::: EXTRACTED ENTRIES :::

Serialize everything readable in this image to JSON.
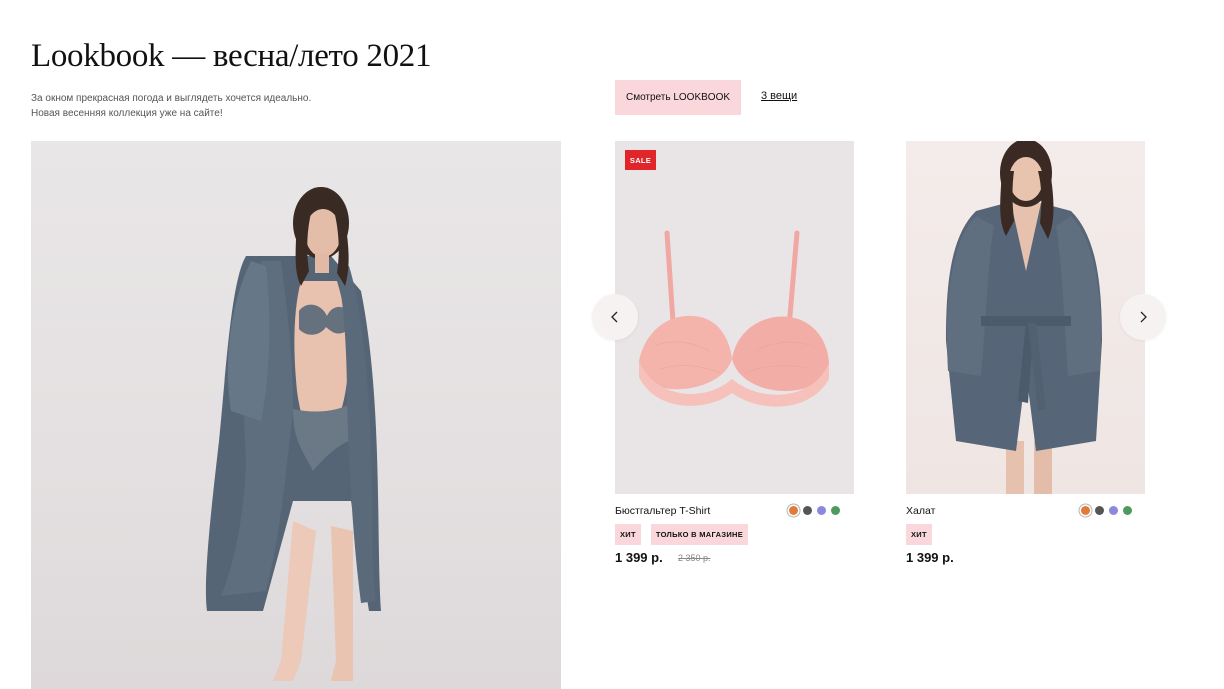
{
  "header": {
    "title": "Lookbook — весна/лето 2021",
    "subtitle_line1": "За окном прекрасная погода и выглядеть хочется идеально.",
    "subtitle_line2": "Новая весенняя коллекция уже на сайте!",
    "lookbook_button": "Смотреть LOOKBOOK",
    "items_link": "3 вещи"
  },
  "carousel": {
    "prev_icon": "chevron-left-icon",
    "next_icon": "chevron-right-icon"
  },
  "products": [
    {
      "name": "Бюстгальтер T-Shirt",
      "badge": "SALE",
      "badge_color": "#e0262b",
      "tags": [
        "ХИТ",
        "ТОЛЬКО В МАГАЗИНЕ"
      ],
      "price": "1 399 р.",
      "old_price": "2 350 р.",
      "colors": [
        "#e07b3a",
        "#555555",
        "#8b88dd",
        "#4e9a5c"
      ]
    },
    {
      "name": "Халат",
      "tags": [
        "ХИТ"
      ],
      "price": "1 399 р.",
      "colors": [
        "#e07b3a",
        "#555555",
        "#8b88dd",
        "#4e9a5c"
      ]
    }
  ],
  "colors": {
    "accent_pink": "#f9d7db",
    "sale_red": "#e0262b",
    "text": "#111111"
  }
}
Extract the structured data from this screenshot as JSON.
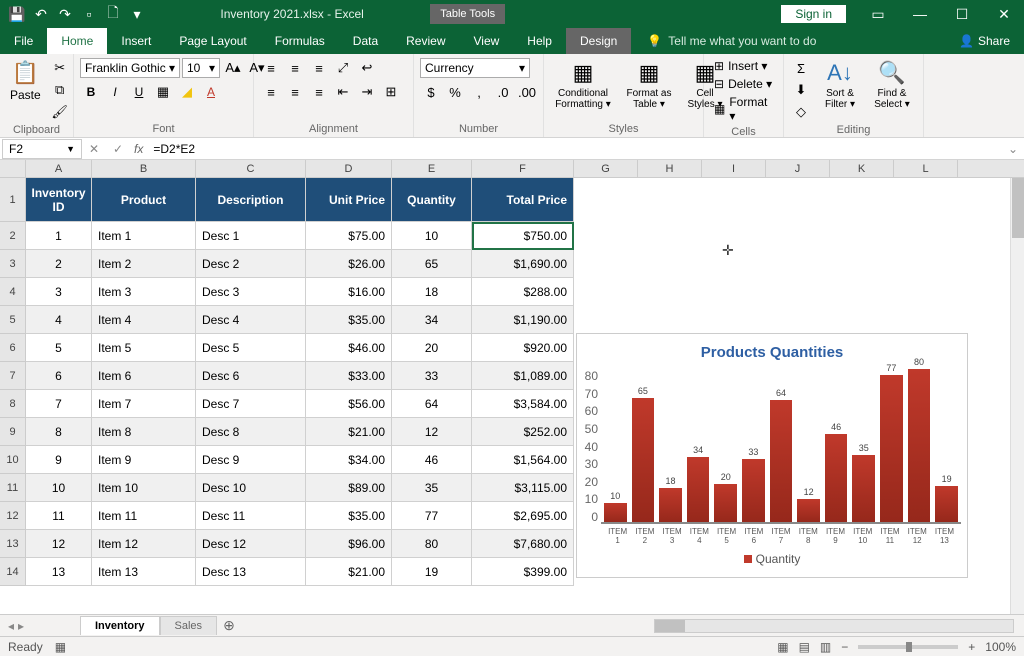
{
  "titlebar": {
    "title": "Inventory 2021.xlsx - Excel",
    "table_tools": "Table Tools",
    "signin": "Sign in"
  },
  "tabs": {
    "file": "File",
    "home": "Home",
    "insert": "Insert",
    "page_layout": "Page Layout",
    "formulas": "Formulas",
    "data": "Data",
    "review": "Review",
    "view": "View",
    "help": "Help",
    "design": "Design",
    "tell": "Tell me what you want to do",
    "share": "Share"
  },
  "ribbon": {
    "clipboard": {
      "paste": "Paste",
      "label": "Clipboard"
    },
    "font": {
      "name": "Franklin Gothic",
      "size": "10",
      "label": "Font"
    },
    "alignment": {
      "label": "Alignment"
    },
    "number": {
      "format": "Currency",
      "label": "Number"
    },
    "styles": {
      "cond": "Conditional Formatting ▾",
      "table": "Format as Table ▾",
      "cell": "Cell Styles ▾",
      "label": "Styles"
    },
    "cells": {
      "insert": "Insert ▾",
      "delete": "Delete ▾",
      "format": "Format ▾",
      "label": "Cells"
    },
    "editing": {
      "sort": "Sort & Filter ▾",
      "find": "Find & Select ▾",
      "label": "Editing"
    }
  },
  "formula_bar": {
    "name_box": "F2",
    "formula": "=D2*E2"
  },
  "columns": [
    "A",
    "B",
    "C",
    "D",
    "E",
    "F",
    "G",
    "H",
    "I",
    "J",
    "K",
    "L"
  ],
  "table": {
    "headers": [
      "Inventory ID",
      "Product",
      "Description",
      "Unit Price",
      "Quantity",
      "Total Price"
    ],
    "rows": [
      {
        "id": "1",
        "product": "Item 1",
        "desc": "Desc 1",
        "price": "$75.00",
        "qty": "10",
        "total": "$750.00"
      },
      {
        "id": "2",
        "product": "Item 2",
        "desc": "Desc 2",
        "price": "$26.00",
        "qty": "65",
        "total": "$1,690.00"
      },
      {
        "id": "3",
        "product": "Item 3",
        "desc": "Desc 3",
        "price": "$16.00",
        "qty": "18",
        "total": "$288.00"
      },
      {
        "id": "4",
        "product": "Item 4",
        "desc": "Desc 4",
        "price": "$35.00",
        "qty": "34",
        "total": "$1,190.00"
      },
      {
        "id": "5",
        "product": "Item 5",
        "desc": "Desc 5",
        "price": "$46.00",
        "qty": "20",
        "total": "$920.00"
      },
      {
        "id": "6",
        "product": "Item 6",
        "desc": "Desc 6",
        "price": "$33.00",
        "qty": "33",
        "total": "$1,089.00"
      },
      {
        "id": "7",
        "product": "Item 7",
        "desc": "Desc 7",
        "price": "$56.00",
        "qty": "64",
        "total": "$3,584.00"
      },
      {
        "id": "8",
        "product": "Item 8",
        "desc": "Desc 8",
        "price": "$21.00",
        "qty": "12",
        "total": "$252.00"
      },
      {
        "id": "9",
        "product": "Item 9",
        "desc": "Desc 9",
        "price": "$34.00",
        "qty": "46",
        "total": "$1,564.00"
      },
      {
        "id": "10",
        "product": "Item 10",
        "desc": "Desc 10",
        "price": "$89.00",
        "qty": "35",
        "total": "$3,115.00"
      },
      {
        "id": "11",
        "product": "Item 11",
        "desc": "Desc 11",
        "price": "$35.00",
        "qty": "77",
        "total": "$2,695.00"
      },
      {
        "id": "12",
        "product": "Item 12",
        "desc": "Desc 12",
        "price": "$96.00",
        "qty": "80",
        "total": "$7,680.00"
      },
      {
        "id": "13",
        "product": "Item 13",
        "desc": "Desc 13",
        "price": "$21.00",
        "qty": "19",
        "total": "$399.00"
      }
    ]
  },
  "chart_data": {
    "type": "bar",
    "title": "Products Quantities",
    "categories": [
      "ITEM 1",
      "ITEM 2",
      "ITEM 3",
      "ITEM 4",
      "ITEM 5",
      "ITEM 6",
      "ITEM 7",
      "ITEM 8",
      "ITEM 9",
      "ITEM 10",
      "ITEM 11",
      "ITEM 12",
      "ITEM 13"
    ],
    "values": [
      10,
      65,
      18,
      34,
      20,
      33,
      64,
      12,
      46,
      35,
      77,
      80,
      19
    ],
    "ylim": [
      0,
      80
    ],
    "yticks": [
      0,
      10,
      20,
      30,
      40,
      50,
      60,
      70,
      80
    ],
    "legend": "Quantity"
  },
  "sheets": {
    "active": "Inventory",
    "other": "Sales"
  },
  "status": {
    "ready": "Ready",
    "zoom": "100%"
  }
}
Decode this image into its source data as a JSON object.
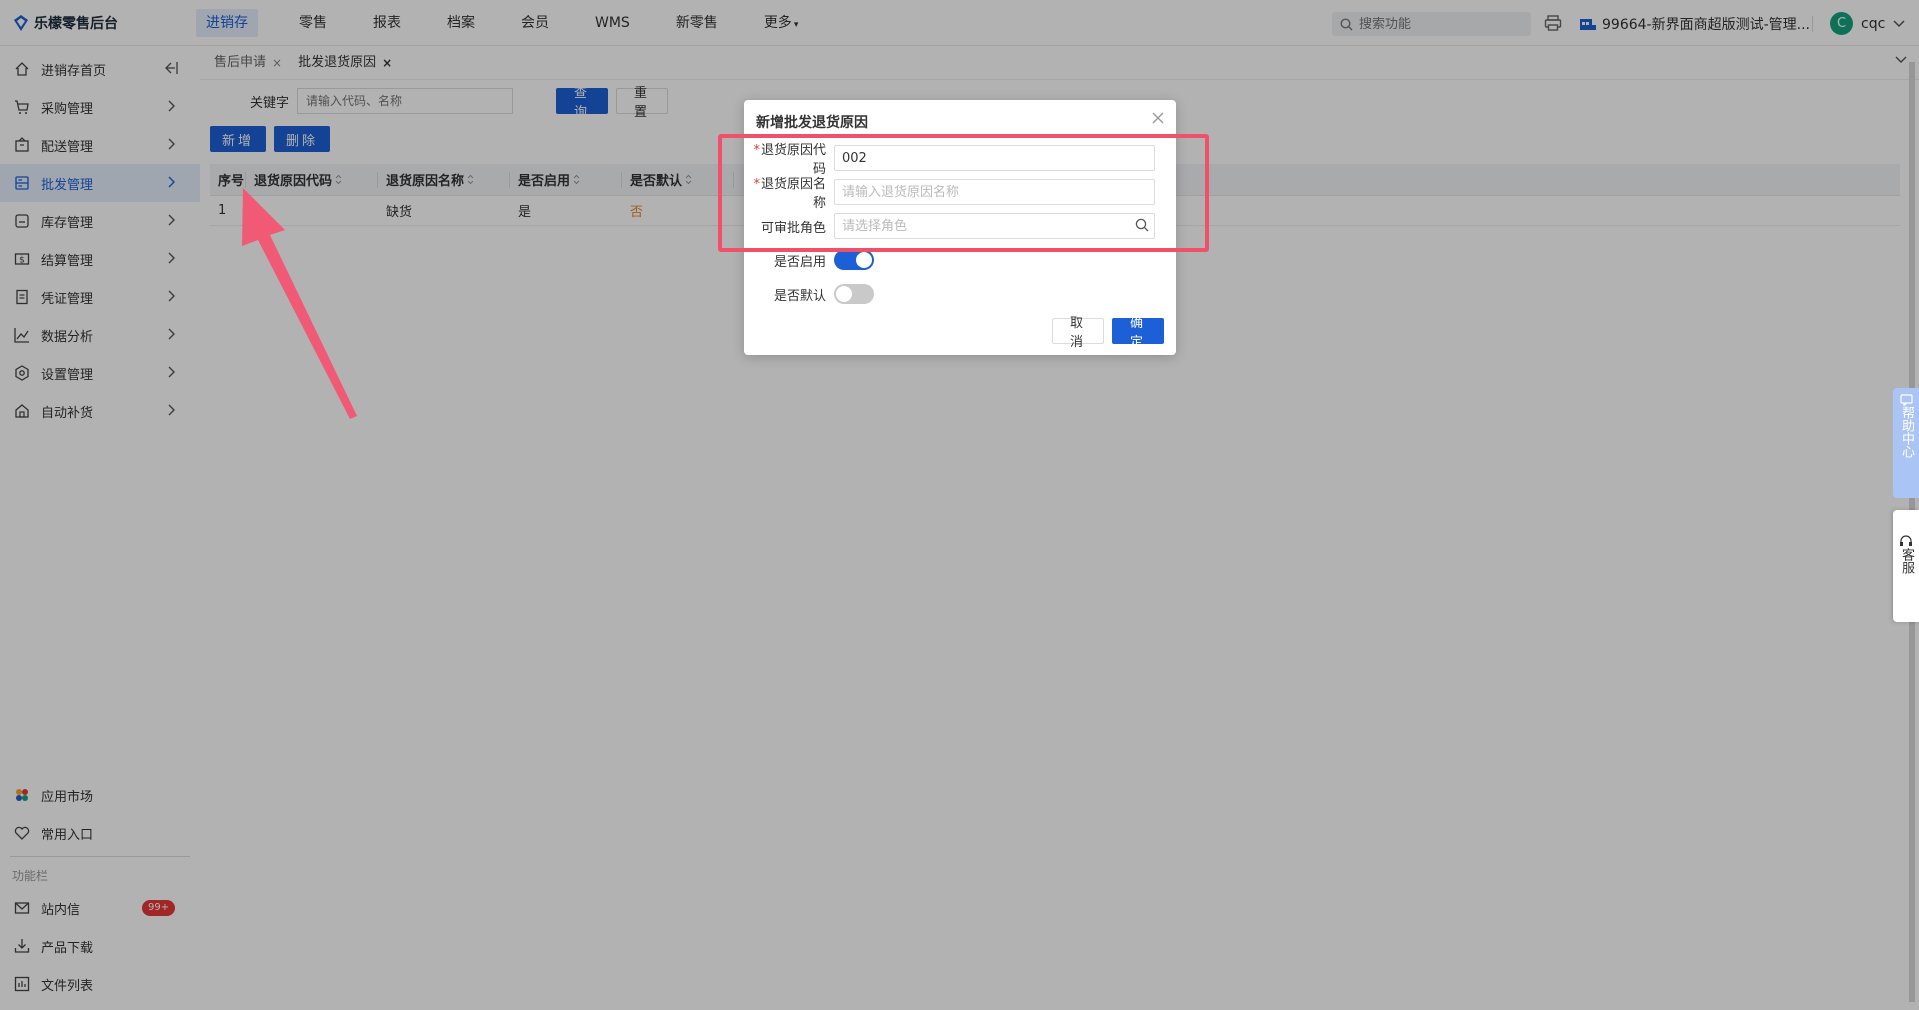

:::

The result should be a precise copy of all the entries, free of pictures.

Serialize everything readable in this image to JSON.
{
  "header": {
    "title": "Lookbook — весна/лето 2021",
    "subtitle_line1": "За окном прекрасная погода и выглядеть хочется идеально.",
    "subtitle_line2": "Новая весенняя коллекция уже на сайте!",
    "lookbook_button": "Смотреть LOOKBOOK",
    "items_link": "3 вещи"
  },
  "carousel": {
    "prev_icon": "chevron-left-icon",
    "next_icon": "chevron-right-icon"
  },
  "products": [
    {
      "name": "Бюстгальтер T-Shirt",
      "badge": "SALE",
      "badge_color": "#e0262b",
      "tags": [
        "ХИТ",
        "ТОЛЬКО В МАГАЗИНЕ"
      ],
      "price": "1 399 р.",
      "old_price": "2 350 р.",
      "colors": [
        "#e07b3a",
        "#555555",
        "#8b88dd",
        "#4e9a5c"
      ]
    },
    {
      "name": "Халат",
      "tags": [
        "ХИТ"
      ],
      "price": "1 399 р.",
      "colors": [
        "#e07b3a",
        "#555555",
        "#8b88dd",
        "#4e9a5c"
      ]
    }
  ],
  "colors": {
    "accent_pink": "#f9d7db",
    "sale_red": "#e0262b",
    "text": "#111111"
  }
}
Extract the structured data from this screenshot as JSON.
{
  "titlebar": {
    "title": "Inventory 2021.xlsx - Excel",
    "table_tools": "Table Tools",
    "signin": "Sign in"
  },
  "tabs": {
    "file": "File",
    "home": "Home",
    "insert": "Insert",
    "page_layout": "Page Layout",
    "formulas": "Formulas",
    "data": "Data",
    "review": "Review",
    "view": "View",
    "help": "Help",
    "design": "Design",
    "tell": "Tell me what you want to do",
    "share": "Share"
  },
  "ribbon": {
    "clipboard": {
      "paste": "Paste",
      "label": "Clipboard"
    },
    "font": {
      "name": "Franklin Gothic",
      "size": "10",
      "label": "Font"
    },
    "alignment": {
      "label": "Alignment"
    },
    "number": {
      "format": "Currency",
      "label": "Number"
    },
    "styles": {
      "cond": "Conditional Formatting ▾",
      "table": "Format as Table ▾",
      "cell": "Cell Styles ▾",
      "label": "Styles"
    },
    "cells": {
      "insert": "Insert ▾",
      "delete": "Delete ▾",
      "format": "Format ▾",
      "label": "Cells"
    },
    "editing": {
      "sort": "Sort & Filter ▾",
      "find": "Find & Select ▾",
      "label": "Editing"
    }
  },
  "formula_bar": {
    "name_box": "F2",
    "formula": "=D2*E2"
  },
  "columns": [
    "A",
    "B",
    "C",
    "D",
    "E",
    "F",
    "G",
    "H",
    "I",
    "J",
    "K",
    "L"
  ],
  "table": {
    "headers": [
      "Inventory ID",
      "Product",
      "Description",
      "Unit Price",
      "Quantity",
      "Total Price"
    ],
    "rows": [
      {
        "id": "1",
        "product": "Item 1",
        "desc": "Desc 1",
        "price": "$75.00",
        "qty": "10",
        "total": "$750.00"
      },
      {
        "id": "2",
        "product": "Item 2",
        "desc": "Desc 2",
        "price": "$26.00",
        "qty": "65",
        "total": "$1,690.00"
      },
      {
        "id": "3",
        "product": "Item 3",
        "desc": "Desc 3",
        "price": "$16.00",
        "qty": "18",
        "total": "$288.00"
      },
      {
        "id": "4",
        "product": "Item 4",
        "desc": "Desc 4",
        "price": "$35.00",
        "qty": "34",
        "total": "$1,190.00"
      },
      {
        "id": "5",
        "product": "Item 5",
        "desc": "Desc 5",
        "price": "$46.00",
        "qty": "20",
        "total": "$920.00"
      },
      {
        "id": "6",
        "product": "Item 6",
        "desc": "Desc 6",
        "price": "$33.00",
        "qty": "33",
        "total": "$1,089.00"
      },
      {
        "id": "7",
        "product": "Item 7",
        "desc": "Desc 7",
        "price": "$56.00",
        "qty": "64",
        "total": "$3,584.00"
      },
      {
        "id": "8",
        "product": "Item 8",
        "desc": "Desc 8",
        "price": "$21.00",
        "qty": "12",
        "total": "$252.00"
      },
      {
        "id": "9",
        "product": "Item 9",
        "desc": "Desc 9",
        "price": "$34.00",
        "qty": "46",
        "total": "$1,564.00"
      },
      {
        "id": "10",
        "product": "Item 10",
        "desc": "Desc 10",
        "price": "$89.00",
        "qty": "35",
        "total": "$3,115.00"
      },
      {
        "id": "11",
        "product": "Item 11",
        "desc": "Desc 11",
        "price": "$35.00",
        "qty": "77",
        "total": "$2,695.00"
      },
      {
        "id": "12",
        "product": "Item 12",
        "desc": "Desc 12",
        "price": "$96.00",
        "qty": "80",
        "total": "$7,680.00"
      },
      {
        "id": "13",
        "product": "Item 13",
        "desc": "Desc 13",
        "price": "$21.00",
        "qty": "19",
        "total": "$399.00"
      }
    ]
  },
  "chart_data": {
    "type": "bar",
    "title": "Products Quantities",
    "categories": [
      "ITEM 1",
      "ITEM 2",
      "ITEM 3",
      "ITEM 4",
      "ITEM 5",
      "ITEM 6",
      "ITEM 7",
      "ITEM 8",
      "ITEM 9",
      "ITEM 10",
      "ITEM 11",
      "ITEM 12",
      "ITEM 13"
    ],
    "values": [
      10,
      65,
      18,
      34,
      20,
      33,
      64,
      12,
      46,
      35,
      77,
      80,
      19
    ],
    "ylim": [
      0,
      80
    ],
    "yticks": [
      0,
      10,
      20,
      30,
      40,
      50,
      60,
      70,
      80
    ],
    "legend": "Quantity"
  },
  "sheets": {
    "active": "Inventory",
    "other": "Sales"
  },
  "status": {
    "ready": "Ready",
    "zoom": "100%"
  }
}
Decode this image into its source data as a JSON object.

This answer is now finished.